DATA FOR REVIEW.

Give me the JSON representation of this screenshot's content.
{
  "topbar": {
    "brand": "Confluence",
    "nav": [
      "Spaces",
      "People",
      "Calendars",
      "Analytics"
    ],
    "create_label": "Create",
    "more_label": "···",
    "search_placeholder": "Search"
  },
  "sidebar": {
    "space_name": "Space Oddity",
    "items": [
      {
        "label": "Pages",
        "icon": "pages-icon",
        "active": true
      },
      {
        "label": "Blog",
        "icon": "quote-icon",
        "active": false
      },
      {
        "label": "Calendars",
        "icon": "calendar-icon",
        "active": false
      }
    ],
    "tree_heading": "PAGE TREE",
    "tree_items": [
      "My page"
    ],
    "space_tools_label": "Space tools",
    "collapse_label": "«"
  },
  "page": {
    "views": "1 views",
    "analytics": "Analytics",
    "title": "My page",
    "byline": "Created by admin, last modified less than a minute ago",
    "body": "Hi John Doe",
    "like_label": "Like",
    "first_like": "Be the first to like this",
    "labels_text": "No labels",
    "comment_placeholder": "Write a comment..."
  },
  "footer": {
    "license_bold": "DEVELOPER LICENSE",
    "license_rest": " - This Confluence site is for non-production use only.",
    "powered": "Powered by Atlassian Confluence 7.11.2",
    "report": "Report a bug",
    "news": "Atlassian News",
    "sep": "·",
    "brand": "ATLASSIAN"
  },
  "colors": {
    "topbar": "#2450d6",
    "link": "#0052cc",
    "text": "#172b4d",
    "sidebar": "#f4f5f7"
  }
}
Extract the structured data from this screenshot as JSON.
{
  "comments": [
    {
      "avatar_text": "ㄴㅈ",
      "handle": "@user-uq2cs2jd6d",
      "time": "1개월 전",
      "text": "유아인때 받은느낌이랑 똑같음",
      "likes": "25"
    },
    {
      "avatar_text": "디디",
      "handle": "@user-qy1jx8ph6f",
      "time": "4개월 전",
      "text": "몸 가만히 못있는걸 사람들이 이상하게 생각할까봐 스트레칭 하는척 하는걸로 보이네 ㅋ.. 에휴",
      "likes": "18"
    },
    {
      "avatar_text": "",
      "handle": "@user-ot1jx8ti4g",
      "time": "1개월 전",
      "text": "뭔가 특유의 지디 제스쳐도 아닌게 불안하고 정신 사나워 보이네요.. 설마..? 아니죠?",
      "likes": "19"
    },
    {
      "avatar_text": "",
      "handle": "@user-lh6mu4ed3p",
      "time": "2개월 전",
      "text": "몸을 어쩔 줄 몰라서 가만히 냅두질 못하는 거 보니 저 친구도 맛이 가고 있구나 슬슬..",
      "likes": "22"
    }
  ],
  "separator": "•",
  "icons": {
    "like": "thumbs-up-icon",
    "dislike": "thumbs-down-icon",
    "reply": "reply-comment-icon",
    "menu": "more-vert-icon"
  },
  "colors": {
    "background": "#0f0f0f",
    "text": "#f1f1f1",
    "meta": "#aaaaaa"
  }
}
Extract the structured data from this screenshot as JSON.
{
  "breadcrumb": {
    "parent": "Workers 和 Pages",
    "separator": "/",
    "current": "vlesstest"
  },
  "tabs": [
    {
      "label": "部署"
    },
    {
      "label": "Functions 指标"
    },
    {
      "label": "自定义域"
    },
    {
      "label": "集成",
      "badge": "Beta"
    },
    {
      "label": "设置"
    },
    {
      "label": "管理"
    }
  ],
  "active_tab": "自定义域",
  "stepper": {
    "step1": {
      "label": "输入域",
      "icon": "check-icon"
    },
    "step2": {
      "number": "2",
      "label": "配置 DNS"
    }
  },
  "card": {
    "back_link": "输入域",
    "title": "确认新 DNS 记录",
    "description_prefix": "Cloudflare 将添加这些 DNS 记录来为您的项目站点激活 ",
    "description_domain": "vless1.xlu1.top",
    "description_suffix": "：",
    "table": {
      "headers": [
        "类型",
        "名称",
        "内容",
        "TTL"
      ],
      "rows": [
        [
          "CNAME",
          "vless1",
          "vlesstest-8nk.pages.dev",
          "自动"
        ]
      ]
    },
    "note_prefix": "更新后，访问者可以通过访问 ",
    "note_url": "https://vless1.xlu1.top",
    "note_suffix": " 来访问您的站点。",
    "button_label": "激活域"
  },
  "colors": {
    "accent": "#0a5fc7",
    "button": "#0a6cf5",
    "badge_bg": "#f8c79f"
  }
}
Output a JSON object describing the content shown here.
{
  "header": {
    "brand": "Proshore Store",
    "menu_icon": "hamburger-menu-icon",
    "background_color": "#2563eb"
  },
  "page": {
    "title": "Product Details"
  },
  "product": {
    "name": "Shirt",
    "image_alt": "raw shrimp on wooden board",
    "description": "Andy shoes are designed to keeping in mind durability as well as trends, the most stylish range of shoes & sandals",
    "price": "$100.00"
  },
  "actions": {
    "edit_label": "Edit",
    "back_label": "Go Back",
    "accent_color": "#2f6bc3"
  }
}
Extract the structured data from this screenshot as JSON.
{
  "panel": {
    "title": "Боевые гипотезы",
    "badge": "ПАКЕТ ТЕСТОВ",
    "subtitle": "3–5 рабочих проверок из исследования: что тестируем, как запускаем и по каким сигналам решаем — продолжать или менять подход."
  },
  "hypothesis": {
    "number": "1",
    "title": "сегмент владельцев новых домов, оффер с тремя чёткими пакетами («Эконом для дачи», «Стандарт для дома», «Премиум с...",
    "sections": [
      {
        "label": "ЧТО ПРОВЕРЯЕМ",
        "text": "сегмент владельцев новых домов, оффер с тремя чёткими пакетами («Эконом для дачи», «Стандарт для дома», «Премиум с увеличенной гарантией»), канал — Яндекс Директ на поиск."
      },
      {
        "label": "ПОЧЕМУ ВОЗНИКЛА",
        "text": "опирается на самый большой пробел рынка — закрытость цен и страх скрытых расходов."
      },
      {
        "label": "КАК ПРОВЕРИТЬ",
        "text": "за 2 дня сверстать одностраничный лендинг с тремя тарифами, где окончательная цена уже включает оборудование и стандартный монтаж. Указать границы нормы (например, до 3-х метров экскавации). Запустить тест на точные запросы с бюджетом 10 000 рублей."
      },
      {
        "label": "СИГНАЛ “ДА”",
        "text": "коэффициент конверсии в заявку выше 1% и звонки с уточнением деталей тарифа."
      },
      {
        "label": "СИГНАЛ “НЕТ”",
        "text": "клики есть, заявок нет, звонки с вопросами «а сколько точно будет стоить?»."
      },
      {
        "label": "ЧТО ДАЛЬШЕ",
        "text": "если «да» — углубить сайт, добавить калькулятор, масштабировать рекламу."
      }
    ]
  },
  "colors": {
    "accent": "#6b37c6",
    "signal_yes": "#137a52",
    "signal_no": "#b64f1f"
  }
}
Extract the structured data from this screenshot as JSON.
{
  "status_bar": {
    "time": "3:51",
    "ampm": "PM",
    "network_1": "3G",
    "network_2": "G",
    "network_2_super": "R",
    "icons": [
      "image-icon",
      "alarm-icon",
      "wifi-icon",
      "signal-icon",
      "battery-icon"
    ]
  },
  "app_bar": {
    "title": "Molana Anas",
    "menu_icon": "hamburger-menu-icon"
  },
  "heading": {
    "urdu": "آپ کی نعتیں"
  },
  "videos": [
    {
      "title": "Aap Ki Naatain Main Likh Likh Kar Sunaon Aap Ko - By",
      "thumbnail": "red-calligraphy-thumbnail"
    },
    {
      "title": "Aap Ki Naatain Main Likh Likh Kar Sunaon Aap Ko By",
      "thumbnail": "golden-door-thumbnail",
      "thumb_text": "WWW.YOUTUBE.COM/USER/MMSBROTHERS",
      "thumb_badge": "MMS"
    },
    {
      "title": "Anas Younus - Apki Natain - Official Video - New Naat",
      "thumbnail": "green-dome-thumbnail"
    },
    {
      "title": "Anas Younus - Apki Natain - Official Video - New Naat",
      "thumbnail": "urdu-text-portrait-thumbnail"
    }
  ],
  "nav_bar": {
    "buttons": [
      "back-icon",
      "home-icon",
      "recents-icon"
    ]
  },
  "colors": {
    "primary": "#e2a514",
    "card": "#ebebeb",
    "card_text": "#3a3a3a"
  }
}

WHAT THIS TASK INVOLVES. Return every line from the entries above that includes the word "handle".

SOLUTION TO THE PROBLEM.
      "handle": "@user-uq2cs2jd6d",
      "handle": "@user-qy1jx8ph6f",
      "handle": "@user-ot1jx8ti4g",
      "handle": "@user-lh6mu4ed3p",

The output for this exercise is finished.